The U.K. government has been publishing statutory instruments (U.K. secondary legislation) onshoring and amending EU regulations for Brexit. This is being done under the European Union (Withdrawal) Act 2018, so as to ensure a workable U.K. statute book after Brexit. This “onshoring” legislation is not intended to introduce policy changes unrelated to technically implementing the U.K.’s EU withdrawal. The purpose is to correct a limited range of deficiencies (as defined in the EU (Withdrawal) Act 2018) in the directly applicable EU Regulations that will be retained on exit and in the existing U.K. law that implements the EU Directives. However, necessarily, there are various decision points that U.K. legislators have needed to take in relation to third-country issues and relationships.

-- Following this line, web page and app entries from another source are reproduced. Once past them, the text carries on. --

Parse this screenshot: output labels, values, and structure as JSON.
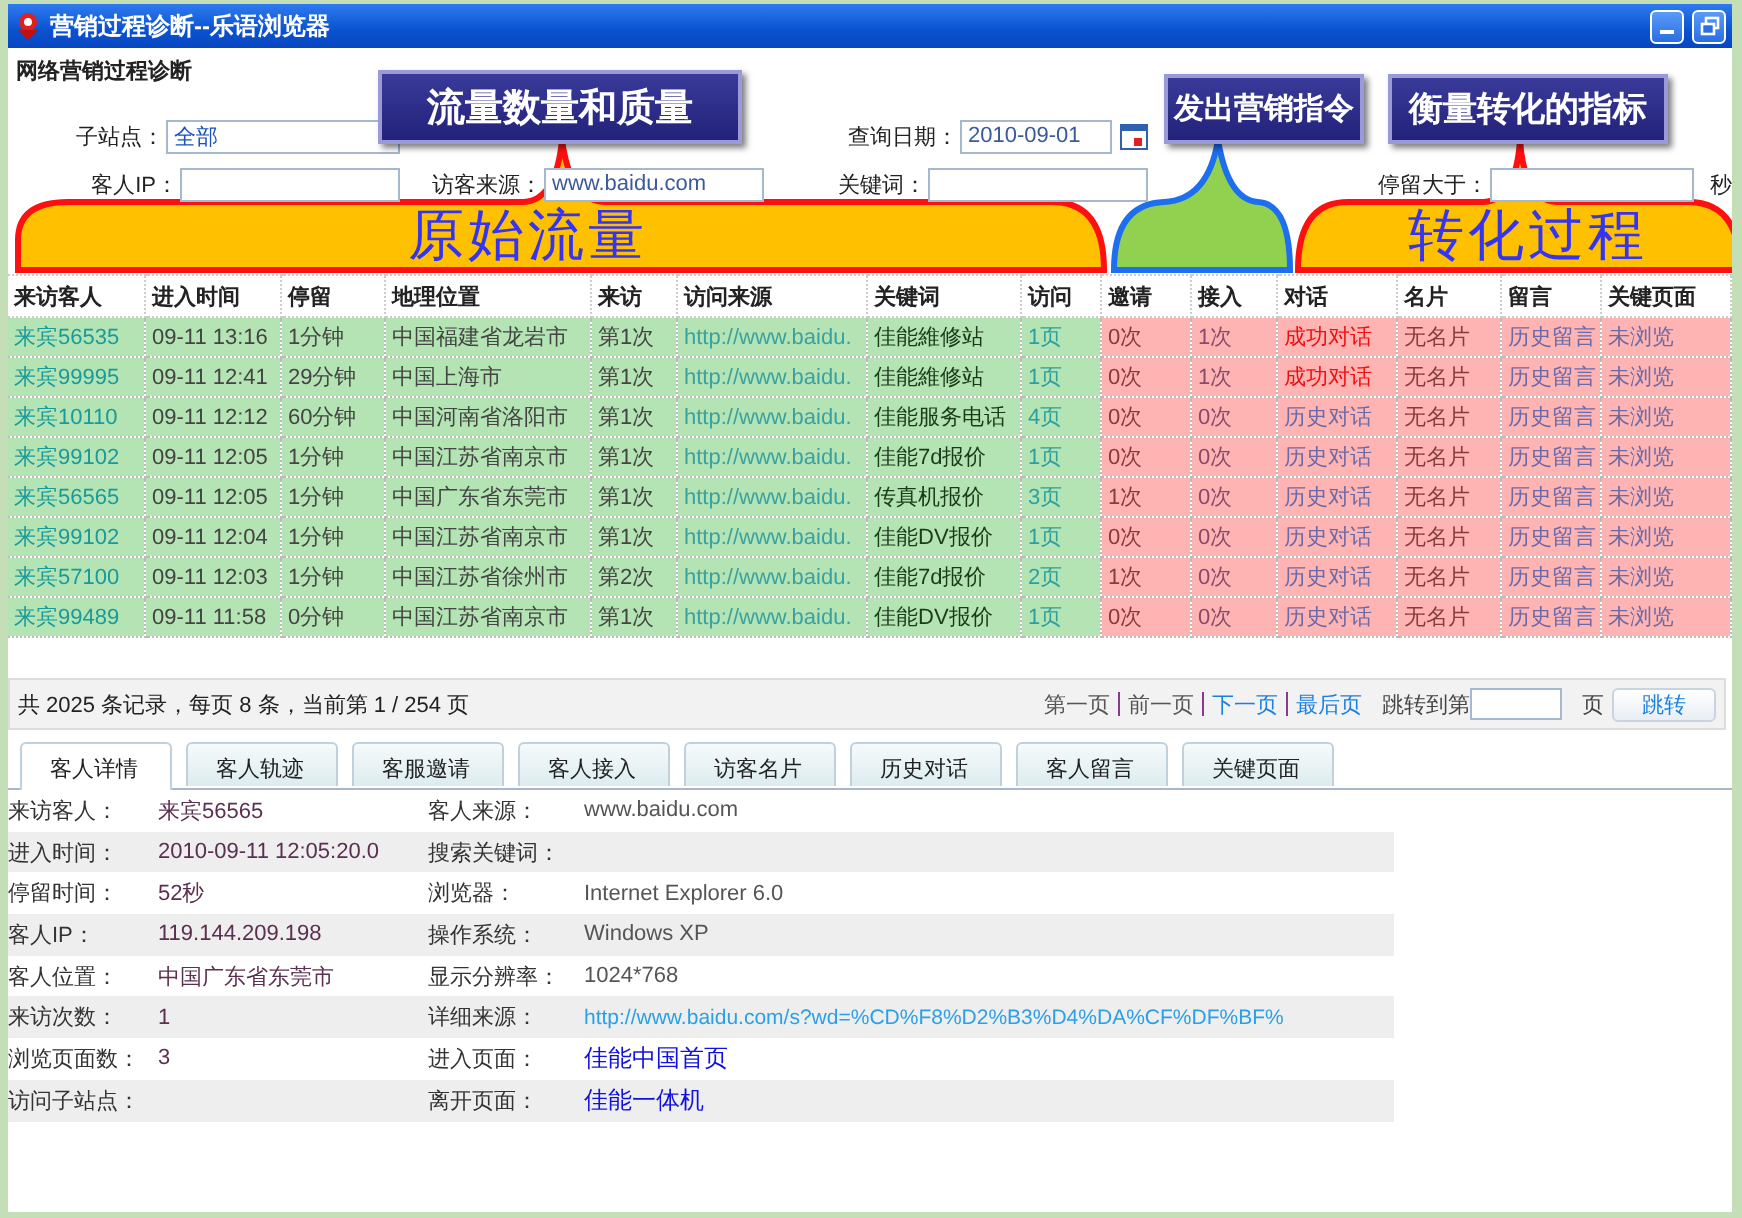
{
  "window": {
    "title": "营销过程诊断--乐语浏览器"
  },
  "page_title": "网络营销过程诊断",
  "filters": [
    {
      "label": "子站点：",
      "kind": "select",
      "value": "全部"
    },
    {
      "label": "查询日期：",
      "kind": "date",
      "value": "2010-09-01"
    },
    {
      "label": "客人IP：",
      "kind": "text"
    },
    {
      "label": "访客来源：",
      "kind": "text",
      "value": "www.baidu.com"
    },
    {
      "label": "关键词：",
      "kind": "text"
    },
    {
      "label": "停留大于：",
      "kind": "text",
      "unit": "秒"
    }
  ],
  "table": {
    "columns": [
      {
        "label": "来访客人",
        "kind": "traffic"
      },
      {
        "label": "进入时间",
        "kind": "traffic"
      },
      {
        "label": "停留",
        "kind": "traffic"
      },
      {
        "label": "地理位置",
        "kind": "traffic"
      },
      {
        "label": "来访",
        "kind": "traffic"
      },
      {
        "label": "访问来源",
        "kind": "traffic"
      },
      {
        "label": "关键词",
        "kind": "traffic"
      },
      {
        "label": "访问",
        "kind": "traffic"
      },
      {
        "label": "邀请",
        "kind": "conversion"
      },
      {
        "label": "接入",
        "kind": "conversion"
      },
      {
        "label": "对话",
        "kind": "conversion"
      },
      {
        "label": "名片",
        "kind": "conversion"
      },
      {
        "label": "留言",
        "kind": "conversion"
      },
      {
        "label": "关键页面",
        "kind": "conversion"
      }
    ],
    "rows": [
      {
        "cells": [
          "来宾56535",
          "09-11 13:16",
          "1分钟",
          "中国福建省龙岩市",
          "第1次",
          "http://www.baidu.",
          "佳能維修站",
          "1页",
          "0次",
          "1次",
          "成功对话",
          "无名片",
          "历史留言",
          "未浏览"
        ],
        "dialog_success": true
      },
      {
        "cells": [
          "来宾99995",
          "09-11 12:41",
          "29分钟",
          "中国上海市",
          "第1次",
          "http://www.baidu.",
          "佳能維修站",
          "1页",
          "0次",
          "1次",
          "成功对话",
          "无名片",
          "历史留言",
          "未浏览"
        ],
        "dialog_success": true
      },
      {
        "cells": [
          "来宾10110",
          "09-11 12:12",
          "60分钟",
          "中国河南省洛阳市",
          "第1次",
          "http://www.baidu.",
          "佳能服务电话",
          "4页",
          "0次",
          "0次",
          "历史对话",
          "无名片",
          "历史留言",
          "未浏览"
        ],
        "dialog_success": false
      },
      {
        "cells": [
          "来宾99102",
          "09-11 12:05",
          "1分钟",
          "中国江苏省南京市",
          "第1次",
          "http://www.baidu.",
          "佳能7d报价",
          "1页",
          "0次",
          "0次",
          "历史对话",
          "无名片",
          "历史留言",
          "未浏览"
        ],
        "dialog_success": false
      },
      {
        "cells": [
          "来宾56565",
          "09-11 12:05",
          "1分钟",
          "中国广东省东莞市",
          "第1次",
          "http://www.baidu.",
          "传真机报价",
          "3页",
          "1次",
          "0次",
          "历史对话",
          "无名片",
          "历史留言",
          "未浏览"
        ],
        "dialog_success": false
      },
      {
        "cells": [
          "来宾99102",
          "09-11 12:04",
          "1分钟",
          "中国江苏省南京市",
          "第1次",
          "http://www.baidu.",
          "佳能DV报价",
          "1页",
          "0次",
          "0次",
          "历史对话",
          "无名片",
          "历史留言",
          "未浏览"
        ],
        "dialog_success": false
      },
      {
        "cells": [
          "来宾57100",
          "09-11 12:03",
          "1分钟",
          "中国江苏省徐州市",
          "第2次",
          "http://www.baidu.",
          "佳能7d报价",
          "2页",
          "1次",
          "0次",
          "历史对话",
          "无名片",
          "历史留言",
          "未浏览"
        ],
        "dialog_success": false
      },
      {
        "cells": [
          "来宾99489",
          "09-11 11:58",
          "0分钟",
          "中国江苏省南京市",
          "第1次",
          "http://www.baidu.",
          "佳能DV报价",
          "1页",
          "0次",
          "0次",
          "历史对话",
          "无名片",
          "历史留言",
          "未浏览"
        ],
        "dialog_success": false
      }
    ]
  },
  "pagination": {
    "summary": "共 2025 条记录，每页 8 条，当前第 1 / 254 页",
    "links": [
      {
        "label": "第一页",
        "disabled": true
      },
      {
        "label": "前一页",
        "disabled": true
      },
      {
        "label": "下一页",
        "disabled": false
      },
      {
        "label": "最后页",
        "disabled": false
      }
    ],
    "jump_label": "跳转到第",
    "page_unit": "页",
    "button": "跳转"
  },
  "tabs": [
    {
      "label": "客人详情",
      "selected": true
    },
    {
      "label": "客人轨迹",
      "selected": false
    },
    {
      "label": "客服邀请",
      "selected": false
    },
    {
      "label": "客人接入",
      "selected": false
    },
    {
      "label": "访客名片",
      "selected": false
    },
    {
      "label": "历史对话",
      "selected": false
    },
    {
      "label": "客人留言",
      "selected": false
    },
    {
      "label": "关键页面",
      "selected": false
    }
  ],
  "details": [
    {
      "label": "来访客人：",
      "value": "来宾56565",
      "label2": "客人来源：",
      "value2": "www.baidu.com",
      "kind": "text"
    },
    {
      "label": "进入时间：",
      "value": "2010-09-11 12:05:20.0",
      "label2": "搜索关键词：",
      "kind": "text"
    },
    {
      "label": "停留时间：",
      "value": "52秒",
      "label2": "浏览器：",
      "value2": "Internet Explorer 6.0",
      "kind": "text"
    },
    {
      "label": "客人IP：",
      "value": "119.144.209.198",
      "label2": "操作系统：",
      "value2": "Windows XP",
      "kind": "text"
    },
    {
      "label": "客人位置：",
      "value": "中国广东省东莞市",
      "label2": "显示分辨率：",
      "value2": "1024*768",
      "kind": "text"
    },
    {
      "label": "来访次数：",
      "value": "1",
      "label2": "详细来源：",
      "value2": "http://www.baidu.com/s?wd=%CD%F8%D2%B3%D4%DA%CF%DF%BF%",
      "kind": "url"
    },
    {
      "label": "浏览页面数：",
      "value": "3",
      "label2": "进入页面：",
      "value2": "佳能中国首页",
      "kind": "page"
    },
    {
      "label": "访问子站点：",
      "label2": "离开页面：",
      "value2": "佳能一体机",
      "kind": "page"
    }
  ],
  "callouts": [
    {
      "text": "流量数量和质量",
      "kind": "traffic"
    },
    {
      "text": "发出营销指令",
      "kind": "command"
    },
    {
      "text": "衡量转化的指标",
      "kind": "metric"
    }
  ],
  "captions": [
    "原始流量",
    "转化过程"
  ]
}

The U.K.’s onshoring legislation has been designed to adapt to all potential outcomes to the negotiations for the U.K.’s withdrawal. The statutory instruments have been specifically drafted so that they come into operation, either on exit day if there is a “no deal” scenario where the U.K. leaves the EU without a ratified withdrawal agreement, (including if exit day is delayed), or at the end of any negotiated transitional, or “implementation,” period agreed as part of the U.K.-EU Withdrawal Agreement. As at the time of writing, while the U.K. and EU’s negotiators have agreed in principle the technical terms of the Withdrawal Agreement, approval of those terms must be obtained from the U.K. Parliament, which is of uncertain outcome. The onshoring legislation has largely been designed for a “no deal” Brexit. However, once any deal is finalized, it is likely to take largely the same form.

Changes to Financial Services Law and Technical Standards for Brexit

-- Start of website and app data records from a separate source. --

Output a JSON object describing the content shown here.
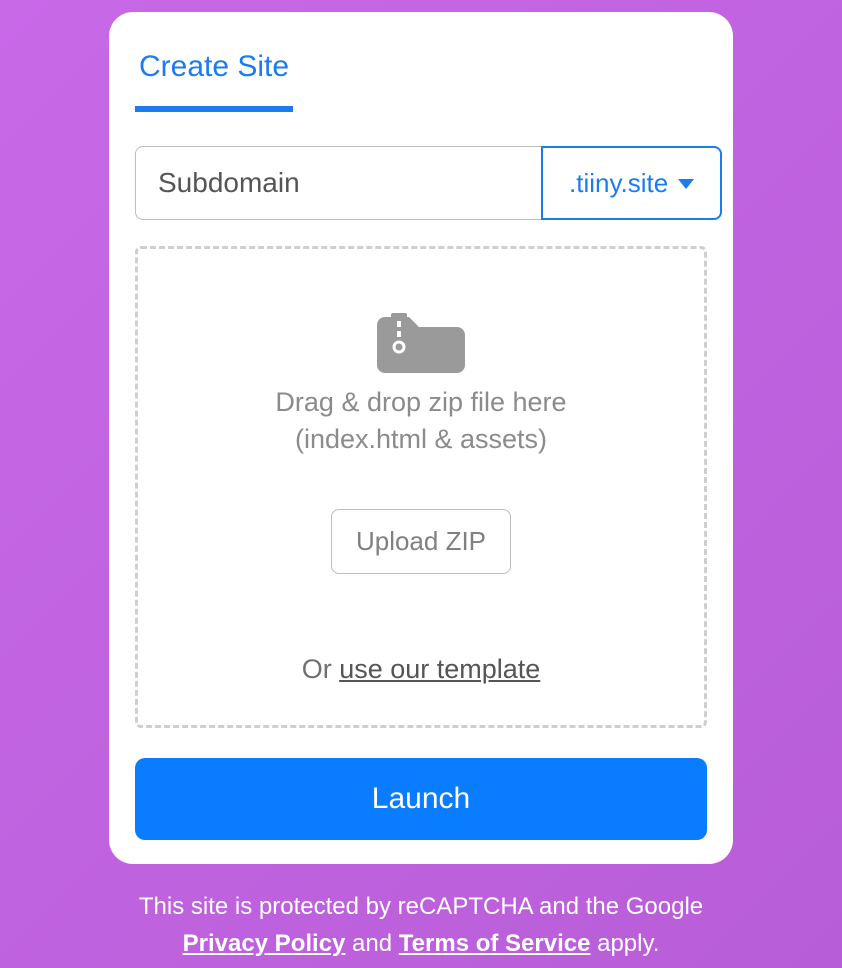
{
  "tab": {
    "create_site": "Create Site"
  },
  "domain": {
    "subdomain_placeholder": "Subdomain",
    "suffix": ".tiiny.site"
  },
  "dropzone": {
    "line1": "Drag & drop zip file here",
    "line2": "(index.html & assets)",
    "upload_button": "Upload ZIP",
    "or_prefix": "Or ",
    "template_link": "use our template"
  },
  "launch_button": "Launch",
  "footer": {
    "line1": "This site is protected by reCAPTCHA and the Google",
    "privacy_link": "Privacy Policy",
    "middle": " and ",
    "terms_link": "Terms of Service",
    "suffix": " apply."
  }
}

The European Union (Withdrawal) Act 2018 sets out an enhanced scrutiny procedure. Secondary legislation used to amend certain retained EU law will be subject to the affirmative scrutiny procedure which requires the approval of both Houses of Parliament before it is made. Some of the onshoring legislation has been published in draft form, while other parts have been laid before Parliament already. In the financial services sector, around 54 separate statutory instruments are expected eventually to be made to implement Brexit.

In addition, HM Treasury has delegated responsibility to the Financial Conduct Authority, the Prudential Regulation Authority, the Bank of England and the Payment Systems Regulator for correcting deficiencies in the Binding Technical Standards (BTS) that supplement primary EU legislation and for maintaining them after Brexit. Amendments to such technical standards for U.K. purposes will therefore take place via regulatory rulebook changes and not by statutory instrument. In some cases, a single regulator has been designated as the responsible authority and in other cases more than one regulator has responsibility. The regulators have issued their initial consultations in line with the publication of statutory instruments. A number of draft “EU Exit” instruments have been published and made as a U.K. statutory instrument as part of these consultations and more may follow. Where multiple regulators have responsibility for onshoring the BTS, one regulator has consulted on the proposed changes, to avoid duplicative consultations. We also include links to the relevant FCA and PRA papers on our Brexit Resource Center. However, since the BTS are already presented by the regulators as a consolidated mark-up, we do not supplement those materials in our website.